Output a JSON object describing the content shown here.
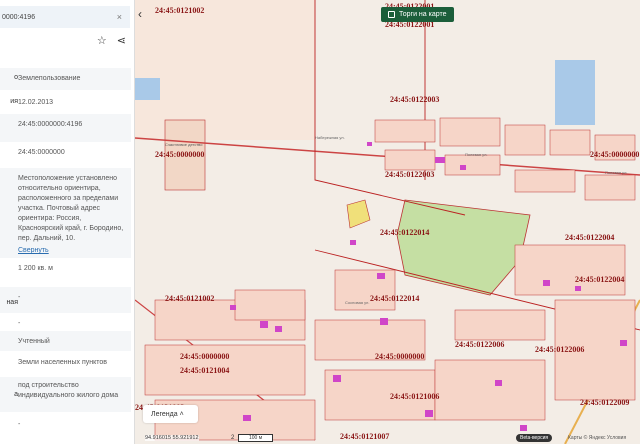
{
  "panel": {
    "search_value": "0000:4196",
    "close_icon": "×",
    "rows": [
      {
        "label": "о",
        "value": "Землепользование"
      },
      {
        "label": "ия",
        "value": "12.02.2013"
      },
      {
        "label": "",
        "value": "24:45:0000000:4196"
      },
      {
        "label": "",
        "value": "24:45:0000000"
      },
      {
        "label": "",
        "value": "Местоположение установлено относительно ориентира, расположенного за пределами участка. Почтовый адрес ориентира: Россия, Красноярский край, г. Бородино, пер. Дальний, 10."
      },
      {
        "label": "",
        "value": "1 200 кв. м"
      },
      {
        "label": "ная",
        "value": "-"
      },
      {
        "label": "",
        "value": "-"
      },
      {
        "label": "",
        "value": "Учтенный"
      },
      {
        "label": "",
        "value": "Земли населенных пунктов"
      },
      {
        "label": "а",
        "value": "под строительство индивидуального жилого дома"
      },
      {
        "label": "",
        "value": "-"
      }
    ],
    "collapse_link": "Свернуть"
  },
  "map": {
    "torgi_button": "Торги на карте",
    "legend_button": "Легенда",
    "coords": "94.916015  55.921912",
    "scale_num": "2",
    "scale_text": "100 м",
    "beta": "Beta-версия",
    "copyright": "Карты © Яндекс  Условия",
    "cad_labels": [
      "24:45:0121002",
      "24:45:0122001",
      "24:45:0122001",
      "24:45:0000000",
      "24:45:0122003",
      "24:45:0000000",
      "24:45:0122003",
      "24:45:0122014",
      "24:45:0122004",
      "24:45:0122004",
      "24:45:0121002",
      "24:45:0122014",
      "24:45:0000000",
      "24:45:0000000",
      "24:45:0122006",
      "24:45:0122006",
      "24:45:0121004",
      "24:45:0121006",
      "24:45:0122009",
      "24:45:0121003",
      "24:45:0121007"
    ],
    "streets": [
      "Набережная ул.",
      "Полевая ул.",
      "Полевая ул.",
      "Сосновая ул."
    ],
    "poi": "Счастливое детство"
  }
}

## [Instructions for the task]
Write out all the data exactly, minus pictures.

## [Answer space]
Output a JSON object describing the content shown here.
{
  "panel": {
    "search_value": "0000:4196",
    "close_icon": "×",
    "rows": [
      {
        "label": "о",
        "value": "Землепользование"
      },
      {
        "label": "ия",
        "value": "12.02.2013"
      },
      {
        "label": "",
        "value": "24:45:0000000:4196"
      },
      {
        "label": "",
        "value": "24:45:0000000"
      },
      {
        "label": "",
        "value": "Местоположение установлено относительно ориентира, расположенного за пределами участка. Почтовый адрес ориентира: Россия, Красноярский край, г. Бородино, пер. Дальний, 10."
      },
      {
        "label": "",
        "value": "1 200 кв. м"
      },
      {
        "label": "ная",
        "value": "-"
      },
      {
        "label": "",
        "value": "-"
      },
      {
        "label": "",
        "value": "Учтенный"
      },
      {
        "label": "",
        "value": "Земли населенных пунктов"
      },
      {
        "label": "а",
        "value": "под строительство индивидуального жилого дома"
      },
      {
        "label": "",
        "value": "-"
      }
    ],
    "collapse_link": "Свернуть"
  },
  "map": {
    "torgi_button": "Торги на карте",
    "legend_button": "Легенда",
    "coords": "94.916015  55.921912",
    "scale_num": "2",
    "scale_text": "100 м",
    "beta": "Beta-версия",
    "copyright": "Карты © Яндекс  Условия",
    "cad_labels": [
      "24:45:0121002",
      "24:45:0122001",
      "24:45:0122001",
      "24:45:0000000",
      "24:45:0122003",
      "24:45:0000000",
      "24:45:0122003",
      "24:45:0122014",
      "24:45:0122004",
      "24:45:0122004",
      "24:45:0121002",
      "24:45:0122014",
      "24:45:0000000",
      "24:45:0000000",
      "24:45:0122006",
      "24:45:0122006",
      "24:45:0121004",
      "24:45:0121006",
      "24:45:0122009",
      "24:45:0121003",
      "24:45:0121007"
    ],
    "streets": [
      "Набережная ул.",
      "Полевая ул.",
      "Полевая ул.",
      "Сосновая ул."
    ],
    "poi": "Счастливое детство"
  }
}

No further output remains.